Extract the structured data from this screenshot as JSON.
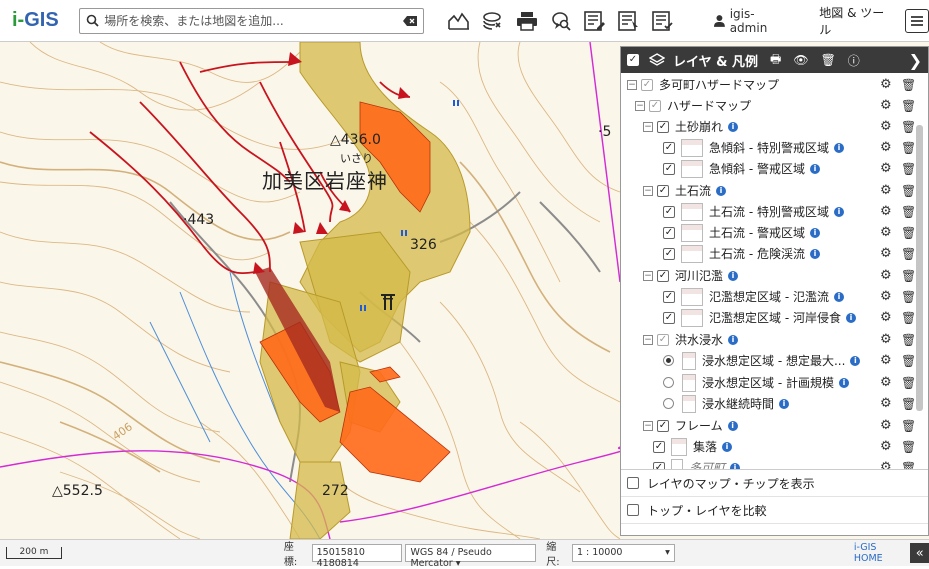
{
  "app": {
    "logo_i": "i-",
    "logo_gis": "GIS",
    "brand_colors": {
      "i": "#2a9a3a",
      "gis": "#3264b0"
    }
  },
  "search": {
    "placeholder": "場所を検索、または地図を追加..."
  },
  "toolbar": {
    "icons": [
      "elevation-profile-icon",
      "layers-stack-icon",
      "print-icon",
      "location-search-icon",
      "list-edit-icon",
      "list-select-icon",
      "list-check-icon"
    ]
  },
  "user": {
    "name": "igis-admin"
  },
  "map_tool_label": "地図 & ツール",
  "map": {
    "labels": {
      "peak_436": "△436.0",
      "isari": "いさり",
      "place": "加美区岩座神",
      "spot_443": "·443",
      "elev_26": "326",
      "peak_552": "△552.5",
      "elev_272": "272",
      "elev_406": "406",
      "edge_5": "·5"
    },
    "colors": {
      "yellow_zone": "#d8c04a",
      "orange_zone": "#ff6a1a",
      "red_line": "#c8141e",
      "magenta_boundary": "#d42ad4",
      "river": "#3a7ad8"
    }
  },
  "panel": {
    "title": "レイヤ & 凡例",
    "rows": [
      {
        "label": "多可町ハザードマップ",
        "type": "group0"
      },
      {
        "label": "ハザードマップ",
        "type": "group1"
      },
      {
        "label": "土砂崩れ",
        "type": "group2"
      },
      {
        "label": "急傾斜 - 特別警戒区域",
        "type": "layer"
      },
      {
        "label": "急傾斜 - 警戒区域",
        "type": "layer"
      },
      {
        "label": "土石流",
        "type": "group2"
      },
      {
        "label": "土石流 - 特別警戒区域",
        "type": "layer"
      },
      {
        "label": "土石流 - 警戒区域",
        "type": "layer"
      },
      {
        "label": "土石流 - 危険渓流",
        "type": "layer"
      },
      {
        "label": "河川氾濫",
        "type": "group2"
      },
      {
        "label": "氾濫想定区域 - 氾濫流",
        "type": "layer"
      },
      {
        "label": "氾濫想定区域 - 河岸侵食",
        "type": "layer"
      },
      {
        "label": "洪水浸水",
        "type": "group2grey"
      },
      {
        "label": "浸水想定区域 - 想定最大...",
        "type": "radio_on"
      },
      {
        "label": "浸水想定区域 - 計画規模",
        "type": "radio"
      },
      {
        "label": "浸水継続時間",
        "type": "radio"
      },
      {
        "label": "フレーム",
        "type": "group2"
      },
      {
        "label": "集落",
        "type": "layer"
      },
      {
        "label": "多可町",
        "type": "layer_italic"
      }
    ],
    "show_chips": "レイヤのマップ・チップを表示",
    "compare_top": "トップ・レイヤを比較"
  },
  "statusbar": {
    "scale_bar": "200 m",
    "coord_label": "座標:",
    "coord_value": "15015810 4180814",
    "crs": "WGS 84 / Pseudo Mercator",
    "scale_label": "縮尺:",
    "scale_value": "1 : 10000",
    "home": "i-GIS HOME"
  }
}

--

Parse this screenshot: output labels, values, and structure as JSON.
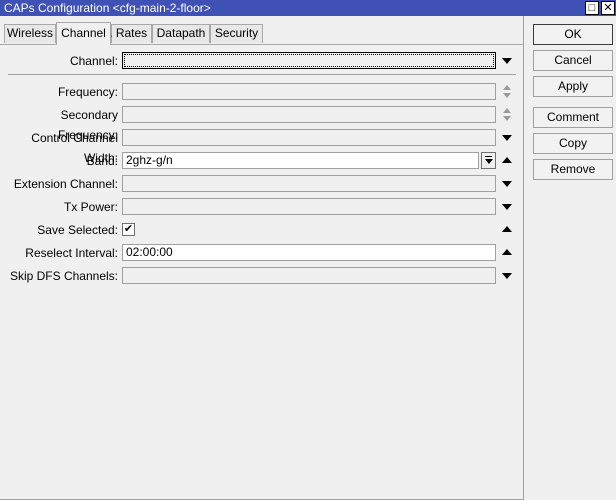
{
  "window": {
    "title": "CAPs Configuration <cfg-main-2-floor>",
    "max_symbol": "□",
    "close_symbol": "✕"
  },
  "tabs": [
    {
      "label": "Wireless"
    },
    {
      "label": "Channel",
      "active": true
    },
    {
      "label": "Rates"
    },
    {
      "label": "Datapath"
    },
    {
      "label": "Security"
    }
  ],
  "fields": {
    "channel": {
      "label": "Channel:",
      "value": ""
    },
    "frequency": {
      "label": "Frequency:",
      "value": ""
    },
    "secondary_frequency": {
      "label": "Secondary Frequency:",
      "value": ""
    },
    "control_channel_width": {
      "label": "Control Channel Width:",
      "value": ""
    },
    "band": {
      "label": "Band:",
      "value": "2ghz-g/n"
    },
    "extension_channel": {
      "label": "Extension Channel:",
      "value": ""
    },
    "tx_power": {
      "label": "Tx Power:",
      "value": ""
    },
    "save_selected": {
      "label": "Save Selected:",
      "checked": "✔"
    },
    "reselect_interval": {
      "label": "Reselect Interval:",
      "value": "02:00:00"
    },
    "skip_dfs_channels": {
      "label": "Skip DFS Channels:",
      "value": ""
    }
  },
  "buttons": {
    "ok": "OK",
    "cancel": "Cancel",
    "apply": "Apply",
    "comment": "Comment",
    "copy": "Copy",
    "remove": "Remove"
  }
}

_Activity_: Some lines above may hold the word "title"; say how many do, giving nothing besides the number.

_Result of the exercise_: 2